Gravel trap on the old track off Porsche curves is a nice place to throw down a blanket and take a nap. Yellow flags are great for naptime.
Lots of toilets, no long lines for women. Pack your own toilet paper and wet naps since paper and soap usually run out in the toilets.
Even though a quarter of a million people come to the race, traffic is surprisingly not bad. Think LA traffic yellow on Google maps. Stacked parking is organized in two by two rows separated by carwide rows so you don’t have to wait for those around you to leave. It’s all surprisingly so orderly and organized.
Get a Le Mans hat with a layout of the track for 20 euros. If you can’t find what you want at any of the Official Le Mans stores, check their online store. Unfortunately for the ladies they only have lame stuff like pink tank tops with “Le Mans” in rhinestones and a tank dress as well as polo shirts so I’m still on the hunt for an extra small in the men’s light blue Gulf jacket (79 euros at the track but not available online). Bew.
Make sure to come on Friday to tour the pits. You can get a great shot of the 24-hour clock and banners but move away from any pit where you hear a revving engine since those usually draw the crowds. Unless you want to take a video for just the sound.
No need to buy a beer to get those nifty plastic Le Mans cups since you can usually find abandoned ones on the restaurant tables around the village, more so on Friday than the race days.
Parking lot areas are a great place for car buffs to geek out with its variety of classic and sporty cars — old Alfas, TVRs, Ferraris.
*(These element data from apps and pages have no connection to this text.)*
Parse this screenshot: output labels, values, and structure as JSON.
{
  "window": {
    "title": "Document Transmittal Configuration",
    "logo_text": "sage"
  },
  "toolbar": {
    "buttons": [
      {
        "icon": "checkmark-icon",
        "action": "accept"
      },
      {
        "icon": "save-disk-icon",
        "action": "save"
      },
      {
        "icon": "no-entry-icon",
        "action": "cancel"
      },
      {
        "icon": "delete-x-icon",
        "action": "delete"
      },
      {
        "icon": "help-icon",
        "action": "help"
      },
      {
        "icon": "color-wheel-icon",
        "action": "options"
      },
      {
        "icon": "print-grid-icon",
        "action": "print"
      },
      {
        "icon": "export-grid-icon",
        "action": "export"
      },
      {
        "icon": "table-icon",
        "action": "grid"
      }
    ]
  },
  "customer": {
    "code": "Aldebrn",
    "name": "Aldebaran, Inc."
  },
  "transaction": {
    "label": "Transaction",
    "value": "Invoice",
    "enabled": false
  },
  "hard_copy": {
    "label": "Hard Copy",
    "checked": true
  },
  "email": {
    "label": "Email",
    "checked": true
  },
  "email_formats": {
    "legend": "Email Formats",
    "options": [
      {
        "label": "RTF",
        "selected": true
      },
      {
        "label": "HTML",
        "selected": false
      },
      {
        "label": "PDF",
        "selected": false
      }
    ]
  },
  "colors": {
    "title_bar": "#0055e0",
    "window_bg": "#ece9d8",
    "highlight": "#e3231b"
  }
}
Extra tips: Best spots to view the race — Virage de Mulsanne after the Mulsanne straight, Virage de Arnage, before Dunlop bridge where you can see the cars coming out of the pits and onto the track. Don’t forget to bring your earplugs and rain gear. Big groups should bring walkie-talkies to keep in touch.